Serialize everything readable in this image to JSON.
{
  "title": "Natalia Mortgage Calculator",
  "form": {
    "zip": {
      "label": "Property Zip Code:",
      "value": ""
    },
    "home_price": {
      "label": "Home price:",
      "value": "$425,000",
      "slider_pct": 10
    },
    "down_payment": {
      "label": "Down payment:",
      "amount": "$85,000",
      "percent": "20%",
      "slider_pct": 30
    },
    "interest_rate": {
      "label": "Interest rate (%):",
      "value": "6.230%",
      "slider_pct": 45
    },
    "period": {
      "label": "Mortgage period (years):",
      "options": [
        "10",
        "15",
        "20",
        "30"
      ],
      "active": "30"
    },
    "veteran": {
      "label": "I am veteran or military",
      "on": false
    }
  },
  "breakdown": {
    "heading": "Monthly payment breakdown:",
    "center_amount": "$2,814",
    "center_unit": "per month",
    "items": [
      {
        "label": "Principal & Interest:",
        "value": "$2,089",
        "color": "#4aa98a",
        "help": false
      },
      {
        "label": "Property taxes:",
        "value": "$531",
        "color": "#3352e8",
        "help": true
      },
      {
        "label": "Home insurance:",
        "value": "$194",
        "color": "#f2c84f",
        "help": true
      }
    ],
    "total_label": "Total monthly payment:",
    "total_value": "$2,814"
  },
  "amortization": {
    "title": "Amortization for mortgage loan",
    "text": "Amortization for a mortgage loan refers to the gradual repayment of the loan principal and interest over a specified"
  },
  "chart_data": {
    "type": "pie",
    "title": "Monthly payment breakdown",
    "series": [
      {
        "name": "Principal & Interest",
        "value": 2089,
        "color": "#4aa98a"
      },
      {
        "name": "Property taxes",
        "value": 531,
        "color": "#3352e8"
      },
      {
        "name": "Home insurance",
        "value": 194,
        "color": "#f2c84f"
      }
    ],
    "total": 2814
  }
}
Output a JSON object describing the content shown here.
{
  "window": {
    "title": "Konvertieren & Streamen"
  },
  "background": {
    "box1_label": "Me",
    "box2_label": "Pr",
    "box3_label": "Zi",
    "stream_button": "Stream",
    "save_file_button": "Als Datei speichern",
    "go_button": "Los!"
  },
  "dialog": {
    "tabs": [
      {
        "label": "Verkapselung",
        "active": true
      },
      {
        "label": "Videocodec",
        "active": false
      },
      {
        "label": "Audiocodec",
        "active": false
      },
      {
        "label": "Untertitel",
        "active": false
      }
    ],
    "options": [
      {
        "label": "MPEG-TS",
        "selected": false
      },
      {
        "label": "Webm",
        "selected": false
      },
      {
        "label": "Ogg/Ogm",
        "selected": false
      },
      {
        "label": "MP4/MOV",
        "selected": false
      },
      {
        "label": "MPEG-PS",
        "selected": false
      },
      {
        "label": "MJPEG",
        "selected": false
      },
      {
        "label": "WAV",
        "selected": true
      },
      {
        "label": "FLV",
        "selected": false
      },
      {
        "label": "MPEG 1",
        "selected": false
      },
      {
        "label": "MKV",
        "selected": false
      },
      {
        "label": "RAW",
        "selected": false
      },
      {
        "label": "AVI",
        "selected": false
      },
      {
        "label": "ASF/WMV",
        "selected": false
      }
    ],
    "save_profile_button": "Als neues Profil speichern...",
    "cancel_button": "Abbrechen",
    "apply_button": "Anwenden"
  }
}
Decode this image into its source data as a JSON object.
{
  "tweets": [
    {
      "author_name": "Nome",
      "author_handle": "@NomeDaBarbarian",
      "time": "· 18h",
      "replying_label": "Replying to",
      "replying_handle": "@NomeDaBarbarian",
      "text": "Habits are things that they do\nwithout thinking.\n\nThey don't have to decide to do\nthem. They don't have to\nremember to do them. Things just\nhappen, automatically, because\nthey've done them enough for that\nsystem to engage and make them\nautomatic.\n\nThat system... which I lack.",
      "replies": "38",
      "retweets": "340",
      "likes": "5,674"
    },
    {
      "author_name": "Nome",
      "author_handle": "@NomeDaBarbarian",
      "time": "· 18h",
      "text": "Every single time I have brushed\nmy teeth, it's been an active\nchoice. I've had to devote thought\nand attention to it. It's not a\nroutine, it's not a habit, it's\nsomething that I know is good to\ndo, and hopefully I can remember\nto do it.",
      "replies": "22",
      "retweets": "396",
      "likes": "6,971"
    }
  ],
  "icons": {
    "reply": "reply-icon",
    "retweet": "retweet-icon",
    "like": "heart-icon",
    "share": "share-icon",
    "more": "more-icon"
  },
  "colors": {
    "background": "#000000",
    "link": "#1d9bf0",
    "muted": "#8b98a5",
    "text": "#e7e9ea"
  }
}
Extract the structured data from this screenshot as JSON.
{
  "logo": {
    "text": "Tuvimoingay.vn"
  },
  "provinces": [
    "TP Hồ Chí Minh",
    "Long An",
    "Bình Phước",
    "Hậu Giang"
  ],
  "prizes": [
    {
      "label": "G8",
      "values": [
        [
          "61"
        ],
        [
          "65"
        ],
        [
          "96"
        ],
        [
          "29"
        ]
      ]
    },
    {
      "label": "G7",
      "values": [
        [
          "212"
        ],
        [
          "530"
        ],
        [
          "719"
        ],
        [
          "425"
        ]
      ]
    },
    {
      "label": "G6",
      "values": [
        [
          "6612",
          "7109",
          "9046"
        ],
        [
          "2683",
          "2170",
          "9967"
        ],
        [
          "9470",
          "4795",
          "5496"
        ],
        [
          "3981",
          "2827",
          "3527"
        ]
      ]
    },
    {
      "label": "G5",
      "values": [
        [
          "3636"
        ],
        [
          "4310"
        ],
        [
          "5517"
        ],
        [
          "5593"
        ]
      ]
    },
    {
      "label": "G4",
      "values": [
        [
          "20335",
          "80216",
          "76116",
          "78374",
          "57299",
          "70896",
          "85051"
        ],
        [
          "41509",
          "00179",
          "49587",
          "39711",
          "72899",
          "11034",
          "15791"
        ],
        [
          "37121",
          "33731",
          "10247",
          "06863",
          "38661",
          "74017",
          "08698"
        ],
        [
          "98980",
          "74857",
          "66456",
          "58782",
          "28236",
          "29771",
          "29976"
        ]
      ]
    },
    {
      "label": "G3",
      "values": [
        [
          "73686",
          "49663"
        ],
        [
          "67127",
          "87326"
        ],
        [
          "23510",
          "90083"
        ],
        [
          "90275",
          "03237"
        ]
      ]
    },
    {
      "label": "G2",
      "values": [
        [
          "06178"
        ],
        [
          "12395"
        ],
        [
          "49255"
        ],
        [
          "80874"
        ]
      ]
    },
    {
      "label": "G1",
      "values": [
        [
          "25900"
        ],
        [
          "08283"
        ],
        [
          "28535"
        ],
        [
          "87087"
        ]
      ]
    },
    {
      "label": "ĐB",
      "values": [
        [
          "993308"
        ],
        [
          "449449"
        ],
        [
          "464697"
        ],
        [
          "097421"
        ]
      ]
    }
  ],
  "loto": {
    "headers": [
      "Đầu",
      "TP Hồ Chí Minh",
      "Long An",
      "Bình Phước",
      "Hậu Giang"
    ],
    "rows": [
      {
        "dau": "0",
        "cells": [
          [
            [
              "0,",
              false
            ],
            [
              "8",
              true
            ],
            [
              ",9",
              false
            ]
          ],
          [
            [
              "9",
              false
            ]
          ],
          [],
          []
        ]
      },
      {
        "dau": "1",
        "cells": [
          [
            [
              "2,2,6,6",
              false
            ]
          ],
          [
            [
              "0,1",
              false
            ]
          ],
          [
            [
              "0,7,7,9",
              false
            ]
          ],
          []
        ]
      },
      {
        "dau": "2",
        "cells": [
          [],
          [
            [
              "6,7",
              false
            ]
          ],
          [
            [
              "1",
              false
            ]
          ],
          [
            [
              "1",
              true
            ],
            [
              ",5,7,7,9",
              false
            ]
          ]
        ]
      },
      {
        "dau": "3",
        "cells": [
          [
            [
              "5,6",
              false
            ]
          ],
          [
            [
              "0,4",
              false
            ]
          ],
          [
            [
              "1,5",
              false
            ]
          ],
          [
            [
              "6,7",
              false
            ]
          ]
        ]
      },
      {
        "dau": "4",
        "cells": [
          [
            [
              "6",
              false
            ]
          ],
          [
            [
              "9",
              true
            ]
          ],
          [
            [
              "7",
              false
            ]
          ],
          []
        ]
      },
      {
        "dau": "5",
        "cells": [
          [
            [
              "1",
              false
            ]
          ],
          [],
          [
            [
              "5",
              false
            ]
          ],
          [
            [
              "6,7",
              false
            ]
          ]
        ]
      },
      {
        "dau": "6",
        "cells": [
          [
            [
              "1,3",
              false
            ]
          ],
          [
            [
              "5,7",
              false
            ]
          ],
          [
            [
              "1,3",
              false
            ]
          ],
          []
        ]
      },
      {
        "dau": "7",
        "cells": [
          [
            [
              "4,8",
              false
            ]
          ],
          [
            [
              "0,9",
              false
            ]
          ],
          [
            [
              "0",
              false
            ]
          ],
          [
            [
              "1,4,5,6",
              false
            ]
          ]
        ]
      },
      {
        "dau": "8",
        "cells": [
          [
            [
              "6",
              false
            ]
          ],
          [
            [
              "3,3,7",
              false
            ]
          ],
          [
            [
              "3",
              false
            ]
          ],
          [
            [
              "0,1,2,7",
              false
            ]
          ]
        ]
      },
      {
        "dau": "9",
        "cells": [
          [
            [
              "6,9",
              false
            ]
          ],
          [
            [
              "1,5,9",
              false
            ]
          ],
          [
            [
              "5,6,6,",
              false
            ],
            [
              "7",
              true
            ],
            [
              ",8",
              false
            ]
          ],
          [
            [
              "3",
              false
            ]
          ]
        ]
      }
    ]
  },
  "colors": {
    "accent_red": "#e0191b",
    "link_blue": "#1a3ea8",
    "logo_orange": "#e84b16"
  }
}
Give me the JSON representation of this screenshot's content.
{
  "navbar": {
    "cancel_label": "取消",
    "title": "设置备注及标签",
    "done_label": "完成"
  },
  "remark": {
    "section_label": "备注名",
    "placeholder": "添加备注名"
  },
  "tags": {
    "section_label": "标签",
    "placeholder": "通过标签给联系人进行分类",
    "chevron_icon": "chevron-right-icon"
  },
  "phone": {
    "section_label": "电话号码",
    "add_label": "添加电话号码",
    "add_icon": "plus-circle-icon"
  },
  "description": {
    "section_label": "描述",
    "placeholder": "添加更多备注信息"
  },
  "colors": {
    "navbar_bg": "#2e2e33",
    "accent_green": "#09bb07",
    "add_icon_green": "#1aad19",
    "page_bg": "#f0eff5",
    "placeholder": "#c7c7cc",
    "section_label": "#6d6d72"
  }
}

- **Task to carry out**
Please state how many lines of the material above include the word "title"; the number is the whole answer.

- **Response for this exercise**
5